◆ **TASK**
Each line of the records below that contains "this" needs to be copied.

Data about app and page elements:
Segment Open

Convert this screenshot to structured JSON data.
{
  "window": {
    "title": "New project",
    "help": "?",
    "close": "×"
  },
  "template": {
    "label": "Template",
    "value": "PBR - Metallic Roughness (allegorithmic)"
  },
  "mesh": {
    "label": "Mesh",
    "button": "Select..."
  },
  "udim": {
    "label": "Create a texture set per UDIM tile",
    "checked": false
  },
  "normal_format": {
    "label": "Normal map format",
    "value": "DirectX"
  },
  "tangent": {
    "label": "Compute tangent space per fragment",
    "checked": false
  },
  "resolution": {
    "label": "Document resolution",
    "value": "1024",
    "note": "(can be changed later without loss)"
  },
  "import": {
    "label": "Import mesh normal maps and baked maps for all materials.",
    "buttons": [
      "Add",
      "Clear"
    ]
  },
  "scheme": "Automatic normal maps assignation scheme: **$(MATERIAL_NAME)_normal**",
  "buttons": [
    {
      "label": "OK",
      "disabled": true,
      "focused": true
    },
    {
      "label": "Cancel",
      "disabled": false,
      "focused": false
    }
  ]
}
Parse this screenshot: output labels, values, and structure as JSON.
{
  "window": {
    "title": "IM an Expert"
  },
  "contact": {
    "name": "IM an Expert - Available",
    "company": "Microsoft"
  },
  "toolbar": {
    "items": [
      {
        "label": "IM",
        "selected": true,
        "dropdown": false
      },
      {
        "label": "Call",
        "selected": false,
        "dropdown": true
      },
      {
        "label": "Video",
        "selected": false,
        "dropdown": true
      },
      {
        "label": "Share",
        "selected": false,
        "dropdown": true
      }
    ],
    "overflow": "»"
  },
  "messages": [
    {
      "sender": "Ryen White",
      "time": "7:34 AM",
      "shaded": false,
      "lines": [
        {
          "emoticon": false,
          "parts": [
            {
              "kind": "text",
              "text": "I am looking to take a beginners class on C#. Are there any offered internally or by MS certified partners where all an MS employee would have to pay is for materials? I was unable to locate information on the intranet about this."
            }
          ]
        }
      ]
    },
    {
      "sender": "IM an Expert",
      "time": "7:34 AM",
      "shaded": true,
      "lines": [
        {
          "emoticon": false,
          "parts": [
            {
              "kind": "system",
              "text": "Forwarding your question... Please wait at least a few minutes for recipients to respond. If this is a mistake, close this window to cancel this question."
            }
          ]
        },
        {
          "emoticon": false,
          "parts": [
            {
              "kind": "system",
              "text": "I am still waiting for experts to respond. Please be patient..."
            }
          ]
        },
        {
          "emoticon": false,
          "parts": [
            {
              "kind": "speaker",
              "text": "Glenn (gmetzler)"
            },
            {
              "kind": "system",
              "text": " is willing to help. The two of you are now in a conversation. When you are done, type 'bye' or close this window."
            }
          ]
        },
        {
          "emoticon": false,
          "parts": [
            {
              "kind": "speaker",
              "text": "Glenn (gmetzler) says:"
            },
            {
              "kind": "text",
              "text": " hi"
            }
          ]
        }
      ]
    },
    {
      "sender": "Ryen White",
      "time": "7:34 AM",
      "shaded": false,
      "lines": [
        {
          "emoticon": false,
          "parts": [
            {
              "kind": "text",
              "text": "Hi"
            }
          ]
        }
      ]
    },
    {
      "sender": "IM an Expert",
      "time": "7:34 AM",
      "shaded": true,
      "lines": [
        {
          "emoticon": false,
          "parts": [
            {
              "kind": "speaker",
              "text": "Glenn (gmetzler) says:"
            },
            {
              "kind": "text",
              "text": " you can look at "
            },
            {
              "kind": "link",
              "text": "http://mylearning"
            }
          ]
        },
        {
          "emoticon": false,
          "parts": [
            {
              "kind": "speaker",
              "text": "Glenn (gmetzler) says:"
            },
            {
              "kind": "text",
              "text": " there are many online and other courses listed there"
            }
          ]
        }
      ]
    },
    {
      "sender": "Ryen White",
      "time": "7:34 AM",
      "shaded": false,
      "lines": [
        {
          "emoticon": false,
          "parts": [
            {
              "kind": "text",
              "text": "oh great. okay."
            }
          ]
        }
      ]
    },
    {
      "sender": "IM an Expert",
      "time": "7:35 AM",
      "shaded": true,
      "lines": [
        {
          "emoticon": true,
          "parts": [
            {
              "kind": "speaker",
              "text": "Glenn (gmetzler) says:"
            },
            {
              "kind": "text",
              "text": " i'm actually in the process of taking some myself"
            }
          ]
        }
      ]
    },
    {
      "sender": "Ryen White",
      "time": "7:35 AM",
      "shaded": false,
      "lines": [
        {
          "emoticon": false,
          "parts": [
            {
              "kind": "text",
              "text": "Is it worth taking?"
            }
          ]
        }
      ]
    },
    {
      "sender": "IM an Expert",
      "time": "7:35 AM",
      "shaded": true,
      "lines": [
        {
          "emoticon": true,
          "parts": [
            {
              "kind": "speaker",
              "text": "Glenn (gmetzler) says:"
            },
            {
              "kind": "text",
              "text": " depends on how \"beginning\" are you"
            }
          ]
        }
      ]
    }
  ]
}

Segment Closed

◆ **RESPONSE TO THE EXERCISE**
Convert this screenshot to structured JSON data.
Parse this screenshot: output labels, values, and structure as JSON.
              "text": "I am looking to take a beginners class on C#. Are there any offered internally or by MS certified partners where all an MS employee would have to pay is for materials? I was unable to locate information on the intranet about this."
              "text": "Forwarding your question... Please wait at least a few minutes for recipients to respond. If this is a mistake, close this window to cancel this question."
              "text": " is willing to help. The two of you are now in a conversation. When you are done, type 'bye' or close this window."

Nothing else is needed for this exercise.